Retype the whole listing verbatim and keep the pictures out of it.

________________________________________

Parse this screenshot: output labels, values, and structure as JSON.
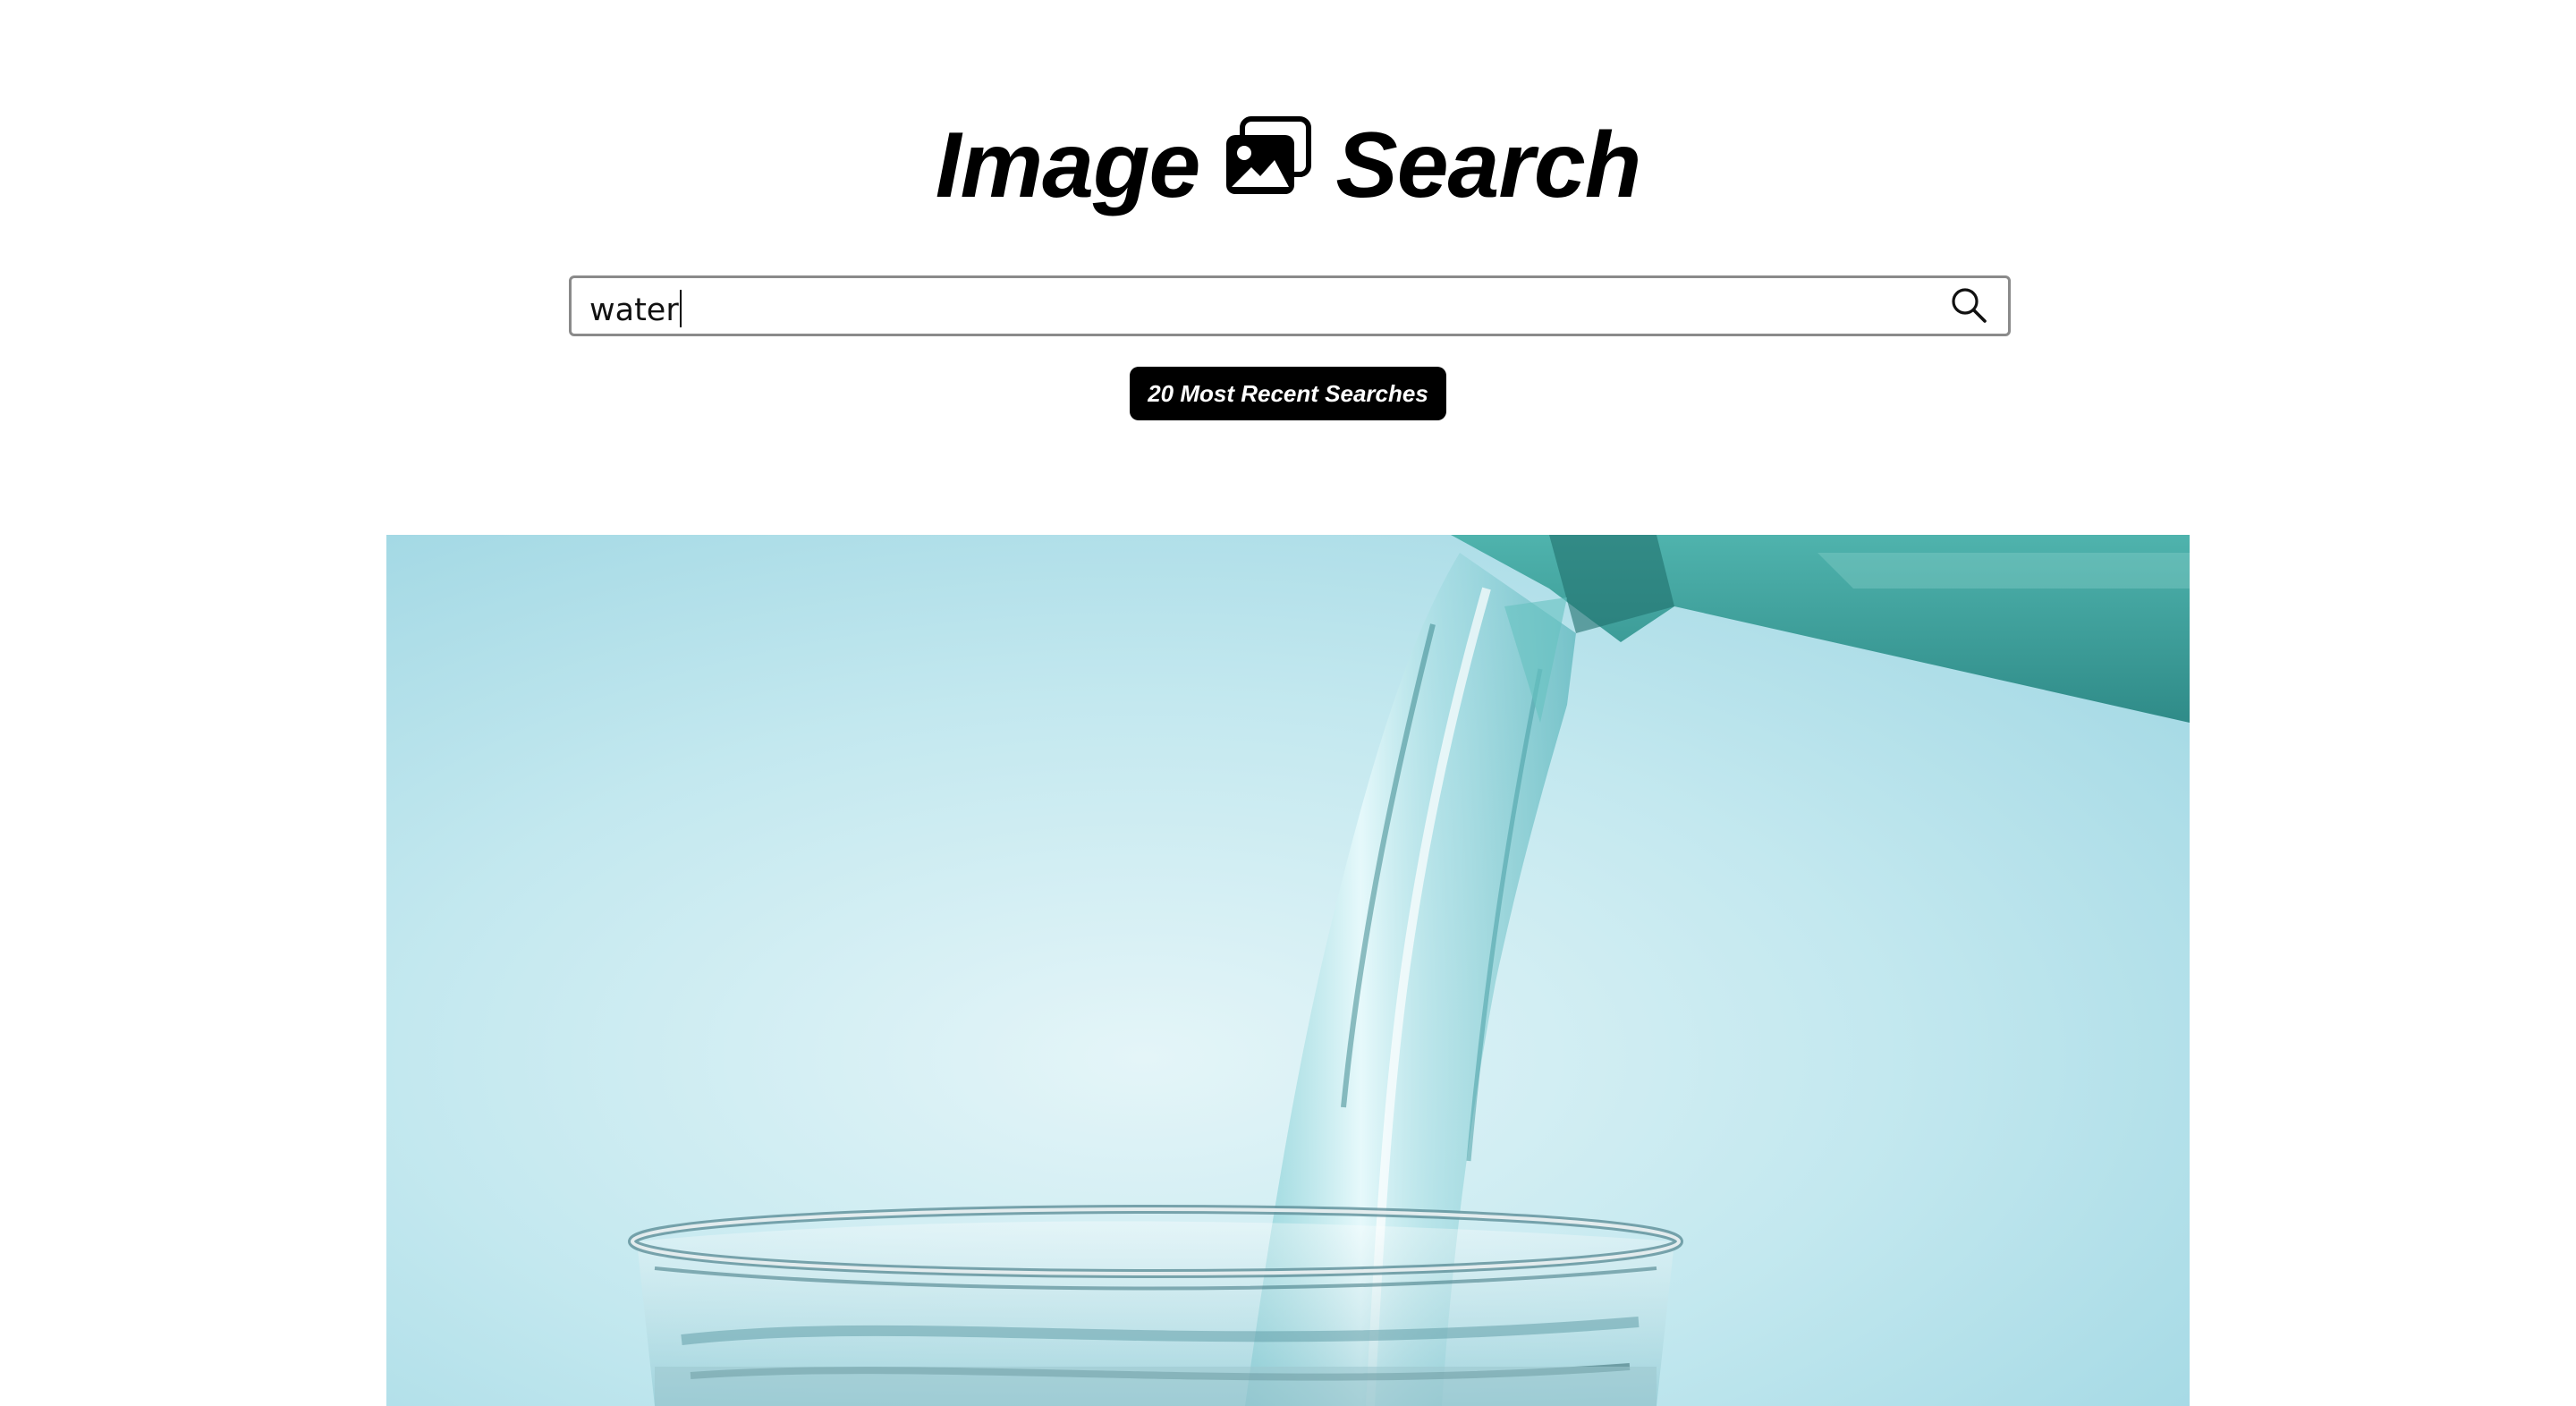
{
  "header": {
    "title_word_1": "Image",
    "title_icon": "images-icon",
    "title_word_2": "Search"
  },
  "search": {
    "value": "water",
    "button_icon": "search-icon"
  },
  "recent_button": {
    "label": "20 Most Recent Searches"
  },
  "result": {
    "subject": "water pouring into glass",
    "colors": {
      "background": "#a9dbe6",
      "glow": "#e4f5f8",
      "bottle": "#3e9a96"
    }
  }
}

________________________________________

§ **Answer box**:
Parse this screenshot: output labels, values, and structure as JSON.
{
  "header": {
    "title_word_1": "Image",
    "title_icon": "images-icon",
    "title_word_2": "Search"
  },
  "search": {
    "value": "water",
    "button_icon": "search-icon"
  },
  "recent_button": {
    "label": "20 Most Recent Searches"
  },
  "result": {
    "subject": "water pouring into glass",
    "colors": {
      "background": "#a9dbe6",
      "glow": "#e4f5f8",
      "bottle": "#3e9a96"
    }
  }
}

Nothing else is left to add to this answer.